Reports emerged on Saturday of Panagiotis Kontoleon, the former head of Greece’s National Intelligence Service who resigned on Friday, alleging that the Armenian and Ukrainian intelligence services had requested the surveillance of Nikos Androulakis, leader of the socialist opposition PASOK party.
In response to the claim covered in local media, Tigran Mkrtchian, Armenia’s Ambassador to Greece, called it a “shameless lie”, stressing that “Armenia has never asked any government to listen to anyone’s phone.”
Ukraine’s Ambassador to Greece Sergii Shutenko also rejected the allegations about Kyiv’s involvement.
The most high-profile scandal in Greece’s domestic politics in recent years came to light last week after Androulakis, who is also an MEP, revealed that the European Parliament’s cyber security service had informed him that a spyware called Predator had been installed on his phone.
A few days before that, the head of the Greek special service admitted during a closed parliamentary hearing that spyware had been installed on the phone of a journalist working for media network CNN Greece.
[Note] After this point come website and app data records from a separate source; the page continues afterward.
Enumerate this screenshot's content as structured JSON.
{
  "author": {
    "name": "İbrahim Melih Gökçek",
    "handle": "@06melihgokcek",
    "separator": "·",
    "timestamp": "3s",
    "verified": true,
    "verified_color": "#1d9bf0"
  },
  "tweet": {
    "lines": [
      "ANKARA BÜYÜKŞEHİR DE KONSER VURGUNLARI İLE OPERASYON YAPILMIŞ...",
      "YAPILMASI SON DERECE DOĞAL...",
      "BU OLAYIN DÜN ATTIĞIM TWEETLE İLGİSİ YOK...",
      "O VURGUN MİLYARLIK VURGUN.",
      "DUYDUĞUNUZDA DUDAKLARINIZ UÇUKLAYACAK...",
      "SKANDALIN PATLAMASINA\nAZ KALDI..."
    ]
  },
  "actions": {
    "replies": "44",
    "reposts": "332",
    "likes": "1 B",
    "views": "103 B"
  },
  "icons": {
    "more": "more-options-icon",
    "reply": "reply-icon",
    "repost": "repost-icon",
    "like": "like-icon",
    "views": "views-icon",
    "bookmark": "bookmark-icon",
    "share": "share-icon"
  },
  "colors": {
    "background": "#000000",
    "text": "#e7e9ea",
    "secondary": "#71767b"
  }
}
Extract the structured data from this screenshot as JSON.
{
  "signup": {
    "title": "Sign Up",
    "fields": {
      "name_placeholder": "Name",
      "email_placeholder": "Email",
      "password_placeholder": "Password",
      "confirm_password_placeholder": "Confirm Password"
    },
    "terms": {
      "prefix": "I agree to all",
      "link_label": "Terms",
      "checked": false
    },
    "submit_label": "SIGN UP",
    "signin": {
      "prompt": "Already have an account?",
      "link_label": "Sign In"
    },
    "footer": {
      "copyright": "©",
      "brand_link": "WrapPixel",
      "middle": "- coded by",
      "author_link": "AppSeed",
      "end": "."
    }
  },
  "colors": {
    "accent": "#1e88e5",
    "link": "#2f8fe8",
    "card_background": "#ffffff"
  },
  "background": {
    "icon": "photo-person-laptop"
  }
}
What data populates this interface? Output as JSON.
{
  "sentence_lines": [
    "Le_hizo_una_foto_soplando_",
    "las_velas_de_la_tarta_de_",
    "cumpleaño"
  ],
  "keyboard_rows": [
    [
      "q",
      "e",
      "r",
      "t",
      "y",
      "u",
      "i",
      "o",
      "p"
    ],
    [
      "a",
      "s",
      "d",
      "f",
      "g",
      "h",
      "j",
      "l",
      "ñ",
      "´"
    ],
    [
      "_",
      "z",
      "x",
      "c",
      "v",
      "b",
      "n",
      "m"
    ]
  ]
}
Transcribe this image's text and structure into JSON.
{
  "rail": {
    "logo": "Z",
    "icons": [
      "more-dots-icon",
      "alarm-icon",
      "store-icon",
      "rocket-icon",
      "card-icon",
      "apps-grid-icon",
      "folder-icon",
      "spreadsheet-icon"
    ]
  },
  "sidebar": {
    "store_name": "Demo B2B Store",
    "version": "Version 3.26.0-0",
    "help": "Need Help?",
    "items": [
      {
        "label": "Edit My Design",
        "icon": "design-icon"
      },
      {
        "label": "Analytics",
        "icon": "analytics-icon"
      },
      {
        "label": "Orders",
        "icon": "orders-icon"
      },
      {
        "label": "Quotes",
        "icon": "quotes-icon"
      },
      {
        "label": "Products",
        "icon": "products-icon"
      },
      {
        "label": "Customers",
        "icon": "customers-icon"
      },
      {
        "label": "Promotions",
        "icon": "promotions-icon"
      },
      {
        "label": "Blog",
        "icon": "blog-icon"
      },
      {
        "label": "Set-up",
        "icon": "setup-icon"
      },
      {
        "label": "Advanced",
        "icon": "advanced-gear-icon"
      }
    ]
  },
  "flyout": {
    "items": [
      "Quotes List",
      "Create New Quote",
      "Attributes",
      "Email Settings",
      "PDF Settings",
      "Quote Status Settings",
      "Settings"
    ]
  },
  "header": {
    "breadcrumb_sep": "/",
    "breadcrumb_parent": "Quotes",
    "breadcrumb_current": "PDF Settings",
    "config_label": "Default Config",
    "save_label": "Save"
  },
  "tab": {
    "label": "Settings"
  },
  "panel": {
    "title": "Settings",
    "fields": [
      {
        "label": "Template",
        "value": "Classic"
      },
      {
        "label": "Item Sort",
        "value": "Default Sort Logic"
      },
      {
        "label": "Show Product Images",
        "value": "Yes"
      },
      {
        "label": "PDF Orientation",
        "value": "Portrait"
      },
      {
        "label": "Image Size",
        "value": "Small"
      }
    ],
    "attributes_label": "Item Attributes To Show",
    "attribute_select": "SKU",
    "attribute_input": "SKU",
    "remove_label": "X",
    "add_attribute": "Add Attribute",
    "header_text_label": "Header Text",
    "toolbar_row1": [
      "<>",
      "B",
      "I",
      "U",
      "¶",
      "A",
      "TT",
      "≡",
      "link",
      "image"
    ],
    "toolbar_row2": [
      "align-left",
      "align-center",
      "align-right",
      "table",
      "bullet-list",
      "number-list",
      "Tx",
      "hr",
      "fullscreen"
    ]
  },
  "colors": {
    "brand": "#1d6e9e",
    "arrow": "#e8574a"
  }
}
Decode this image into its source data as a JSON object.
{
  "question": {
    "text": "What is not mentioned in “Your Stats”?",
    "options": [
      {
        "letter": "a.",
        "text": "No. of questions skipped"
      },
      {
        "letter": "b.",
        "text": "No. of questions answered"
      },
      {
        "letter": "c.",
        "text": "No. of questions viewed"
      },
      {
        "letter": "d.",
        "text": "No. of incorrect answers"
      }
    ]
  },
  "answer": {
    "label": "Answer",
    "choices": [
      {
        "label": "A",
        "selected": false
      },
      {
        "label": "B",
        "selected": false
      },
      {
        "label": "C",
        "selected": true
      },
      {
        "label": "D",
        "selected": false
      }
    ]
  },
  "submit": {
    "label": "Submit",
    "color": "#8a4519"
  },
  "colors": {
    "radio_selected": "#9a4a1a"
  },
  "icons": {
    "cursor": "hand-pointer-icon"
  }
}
In an address to the nation on Monday, Greek Prime Minister Kyriakos Mitsotakis distanced himself from the scandal, saying that he did not know that the National Intelligence Service had bugged the phone of a rival politician.